The Secret Ingredient That Gives Amish Recipes A Major Upgrade

The Amish Cook columnist Elizabeth Coblentz once wrote of baking 70 pies for her daughter’s wedding (via New York Times). How many of us can say we’ve baked 70 pies in a lifetime, let alone on just one occasion? So if she says to add an ingredient to your pies, she’s probably on to something. Even if that something is vinegar.

While you may scoff (or wretch) at the thought of a vinegar and fruit pie, there’s plenty of precedent for adding a shot of something sour. The Pioneer Woman‘s Ree Drummond, known for her down-home classics, recommends adding balsamic vinegar to boost a cherry pie’s tartness. Without thinking too hard, you can probably recall a fruit dessert that calls for lemon juice, such as blackberry pie.
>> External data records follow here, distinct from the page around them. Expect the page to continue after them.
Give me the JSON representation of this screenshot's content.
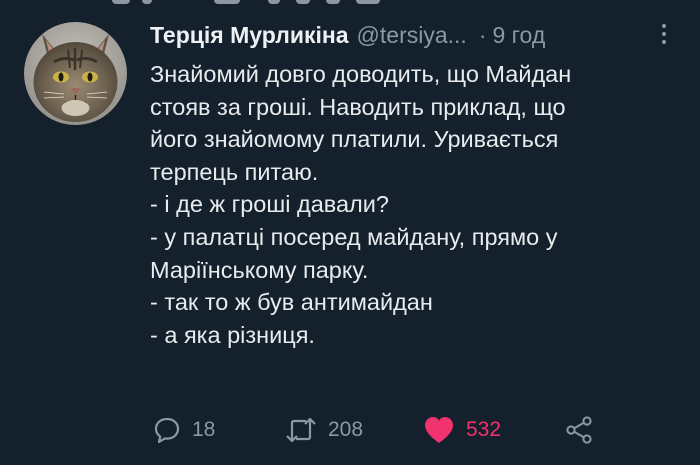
{
  "tweet": {
    "author_name": "Терція Мурликіна",
    "author_handle": "@tersiya...",
    "separator": "·",
    "time": "9 год",
    "lines": [
      "Знайомий довго доводить, що Майдан",
      "стояв за гроші. Наводить приклад, що",
      "його знайомому платили. Уривається",
      "терпець питаю.",
      "- і де ж гроші давали?",
      "- у палатці посеред майдану, прямо у",
      "Маріїнському парку.",
      "- так то ж був антимайдан",
      "- а яка різниця."
    ]
  },
  "actions": {
    "reply_icon": "reply-bubble-icon",
    "reply_count": "18",
    "retweet_icon": "retweet-icon",
    "retweet_count": "208",
    "like_icon": "heart-filled-icon",
    "like_count": "532",
    "share_icon": "share-icon"
  },
  "colors": {
    "background": "#14202c",
    "text": "#e7ebee",
    "muted": "#8b98a5",
    "like": "#f0326e"
  }
}
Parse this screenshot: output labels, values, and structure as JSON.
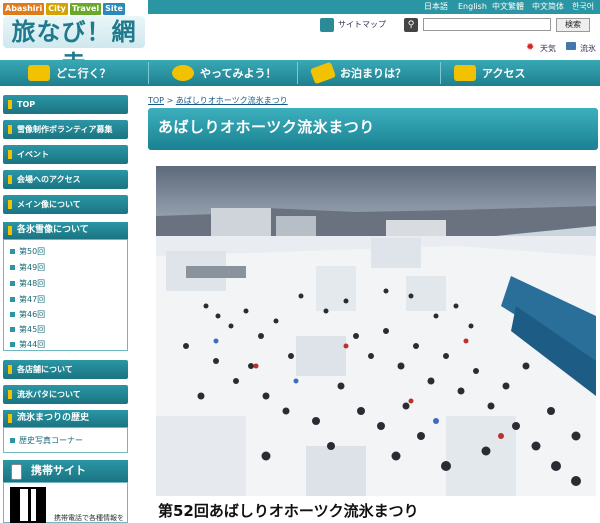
{
  "header": {
    "logo": {
      "ribbon": [
        {
          "text": "Abashiri",
          "color": "#e07a1a"
        },
        {
          "text": "City",
          "color": "#d4a300"
        },
        {
          "text": "Travel",
          "color": "#6aa82a"
        },
        {
          "text": "Site",
          "color": "#2a8ab8"
        }
      ],
      "title": "旅なび！網走"
    },
    "languages": [
      "日本語",
      "English",
      "中文繁體",
      "中文简体",
      "한국어"
    ],
    "sitemap_label": "サイトマップ",
    "search_placeholder": "",
    "search_button": "検索",
    "weather_label": "天気",
    "snow_label": "流氷"
  },
  "global_nav": [
    {
      "label": "どこ行く？",
      "icon": "camera-icon"
    },
    {
      "label": "やってみよう！",
      "icon": "person-icon"
    },
    {
      "label": "お泊まりは？",
      "icon": "key-icon"
    },
    {
      "label": "アクセス",
      "icon": "car-icon"
    }
  ],
  "sidebar": {
    "items_top": [
      "TOP",
      "雪像制作ボランティア募集",
      "イベント",
      "会場へのアクセス",
      "メイン像について"
    ],
    "categories_header": "各氷雪像について",
    "categories": [
      "第50回",
      "第49回",
      "第48回",
      "第47回",
      "第46回",
      "第45回",
      "第44回"
    ],
    "items_mid": [
      "各店舗について",
      "流氷パタについて"
    ],
    "history_header": "流氷まつりの歴史",
    "history_link": "歴史写真コーナー",
    "mobile_header": "携帯サイト",
    "mobile_text": "携帯電話で各種情報を"
  },
  "main": {
    "breadcrumb_top": "TOP",
    "breadcrumb_sep": ">",
    "breadcrumb_current": "あばしりオホーツク流氷まつり",
    "title": "あばしりオホーツク流氷まつり",
    "caption": "第52回あばしりオホーツク流氷まつり"
  }
}
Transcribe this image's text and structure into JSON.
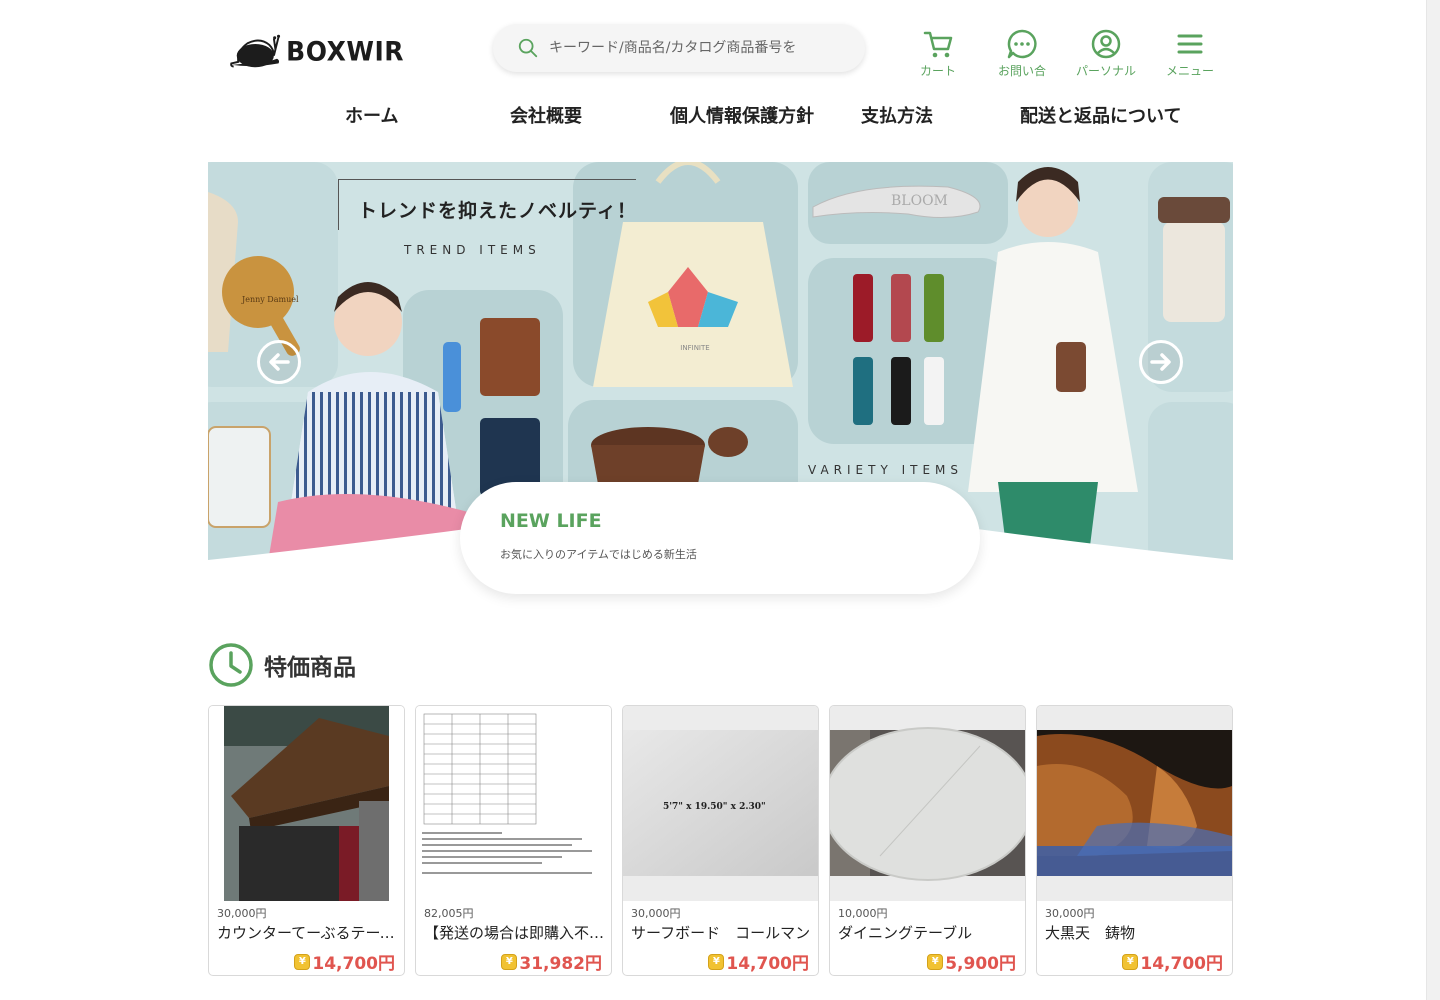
{
  "brand": {
    "name": "BOXWIR"
  },
  "search": {
    "placeholder": "キーワード/商品名/カタログ商品番号を"
  },
  "header_icons": [
    {
      "label": "カート",
      "icon": "cart-icon"
    },
    {
      "label": "お問い合",
      "icon": "chat-icon"
    },
    {
      "label": "パーソナル",
      "icon": "user-icon"
    },
    {
      "label": "メニュー",
      "icon": "menu-icon"
    }
  ],
  "nav": [
    "ホーム",
    "会社概要",
    "個人情報保護方針",
    "支払方法",
    "配送と返品について"
  ],
  "banner": {
    "headline": "トレンドを抑えたノベルティ！",
    "trend_label": "TREND ITEMS",
    "variety_label": "VARIETY ITEMS",
    "caption_title": "NEW LIFE",
    "caption_sub": "お気に入りのアイテムではじめる新生活"
  },
  "section": {
    "title": "特価商品"
  },
  "products": [
    {
      "orig": "30,000円",
      "name": "カウンターてーぶるテーブル",
      "price": "14,700円"
    },
    {
      "orig": "82,005円",
      "name": "【発送の場合は即購入不可】",
      "price": "31,982円"
    },
    {
      "orig": "30,000円",
      "name": "サーフボード　コールマン",
      "price": "14,700円"
    },
    {
      "orig": "10,000円",
      "name": "ダイニングテーブル",
      "price": "5,900円"
    },
    {
      "orig": "30,000円",
      "name": "大黒天　鋳物",
      "price": "14,700円"
    }
  ],
  "colors": {
    "accent": "#5aa35e",
    "price": "#e0554f",
    "banner_bg": "#cfe3e4"
  }
}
Just as lemon juice keeps luscious fruit fillings from coming off sickly sweet (via Bon Appétit), vinegar fills a similar role. Traditionally, lemons were hard to find much of the year. Vinegar stepped up as an equally sour substitute for lemon juice, unhindered by a growing season. Vinegar seems particularly well adapted to cherry recipes. According to Taste of Home, The Amish Cook’s Coblentz recommended adding a splash of vinegar to all cherry baked goods, not just pie fillings. Just like The Pioneer Woman, The Amish Cook says vinegar keeps cherry pie “tart.” So this cherry season, maybe skip the treasure hunt for the tartest cherries you can find and just add a spoonful of vinegar.